According to the IPCC’s 6th Assessment Report, adaptation measures are expanding, with policies and laws to combat climate change advancing consistently. However, the report also cautions against complacency, pointing out significant adaptation gaps and financial deficits, particularly in developing countries. This lag in adaptation and mitigation raises concerns that we may surpass the critical 1.5°C warming threshold within the century, complicating efforts to keep global temperature rise below 2°C.

The evidence is clear in the numbers. The global temperature anomaly hit 0.89°C in 2022, signaling a persistent upward trend. Carbon dioxide concentrations in the atmosphere soared to 421 ppm by May 2023, while methane levels were recorded at 1912 (± 0.6) ppb. These figures are more than abstract numbers; they are markers of a changing world. The ocean, absorbing 345 (± 2) zettajoules of heat since 1955, has not only warmed but also expanded, contributing to a sea-level rise of 99 (± 4.0) mm as of February 2023. The Arctic ice is melting at a staggering rate of 148.0 billion metric tons per year, reducing its minimum extent by 12.6% each decade.

These statistics are not just indicators of environmental shifts but also harbingers of increased risks and profound long-term impacts. They reinforce the necessity for sustained, science-backed action to navigate and mitigate the effects of a changing climate.

Latest prognosis for effects of climate change in Europe

Climate change is set to reshape the economy, impacting sectors such as tourism where shifts in travel preferences may lead to shorter winter sports seasons and longer peak times for warmer destinations. The EU faces potential annual economic losses of up to €240 billion by the century’s end. Transport remains a major challenge, with emissions still above 1990 levels and making up nearly 30% of the EU’s CO2 emissions. Road transport accounts for 72% of this, with individual car use identified as a significant contributor.

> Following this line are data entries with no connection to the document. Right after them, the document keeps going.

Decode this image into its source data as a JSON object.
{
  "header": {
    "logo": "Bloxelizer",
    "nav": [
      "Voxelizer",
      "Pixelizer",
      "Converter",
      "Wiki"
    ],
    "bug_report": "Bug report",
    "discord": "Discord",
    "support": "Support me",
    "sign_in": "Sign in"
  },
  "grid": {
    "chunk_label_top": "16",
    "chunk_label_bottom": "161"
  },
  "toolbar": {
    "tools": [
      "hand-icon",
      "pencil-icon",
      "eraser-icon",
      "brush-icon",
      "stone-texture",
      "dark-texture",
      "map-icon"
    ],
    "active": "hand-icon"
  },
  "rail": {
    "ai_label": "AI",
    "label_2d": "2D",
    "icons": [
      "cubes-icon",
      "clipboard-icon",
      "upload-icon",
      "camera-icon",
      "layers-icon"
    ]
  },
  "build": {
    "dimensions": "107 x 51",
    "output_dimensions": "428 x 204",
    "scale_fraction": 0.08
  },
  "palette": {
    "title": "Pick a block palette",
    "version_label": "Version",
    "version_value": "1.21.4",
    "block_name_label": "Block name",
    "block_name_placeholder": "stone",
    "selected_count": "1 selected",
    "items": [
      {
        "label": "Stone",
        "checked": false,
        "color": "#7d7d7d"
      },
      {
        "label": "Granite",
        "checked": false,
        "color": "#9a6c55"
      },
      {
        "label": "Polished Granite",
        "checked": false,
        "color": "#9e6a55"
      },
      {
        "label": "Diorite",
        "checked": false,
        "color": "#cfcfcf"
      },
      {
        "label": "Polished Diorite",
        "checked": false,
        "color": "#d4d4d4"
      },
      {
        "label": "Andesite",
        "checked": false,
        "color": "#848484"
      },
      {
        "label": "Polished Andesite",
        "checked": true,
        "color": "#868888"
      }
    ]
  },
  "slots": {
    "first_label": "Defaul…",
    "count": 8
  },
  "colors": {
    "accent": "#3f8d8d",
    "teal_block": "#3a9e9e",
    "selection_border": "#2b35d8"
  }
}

The EU’s response has been proactive, from the establishment of the first emissions trading system (ETS) in 2005 to the declaration of a climate emergency in 2019, demanding action aligned with a 1.5°C warming limit. The European Climate Law sets ambitious targets for 2030 and 2050, aiming for climate neutrality and proposing an intermediate 2040 goal. The European Green Deal outlines a roadmap for a sustainable EU by 2050, highlighting no net emissions, economic growth independent of resource use, and inclusive transitions. However, to truly meet the Paris Agreement goals and combat the worst of climate impacts, global commitments need to increase. The EU also seeks to balance ambitious climate action with economic fairness, implementing measures like free emission allowances and a proposed carbon border adjustment mechanism to level the playing field against less stringent climate policies internationally.

In this comprehensive exploration of climate change, we confront the stark realities and vast implications of this global crisis, from the intensification of extreme weather to the socio-economic disruptions rippling across Europe. Our journey through scientific data and policy analysis reveals the urgent need for escalated climate action, aligned with the EU’s bold legislative framework and the broader goals of the Paris Agreement. Emphasizing adaptation, resilience, and international cooperation, the path forward is clear: collective, data-informed efforts are vital to safeguard our planet’s future.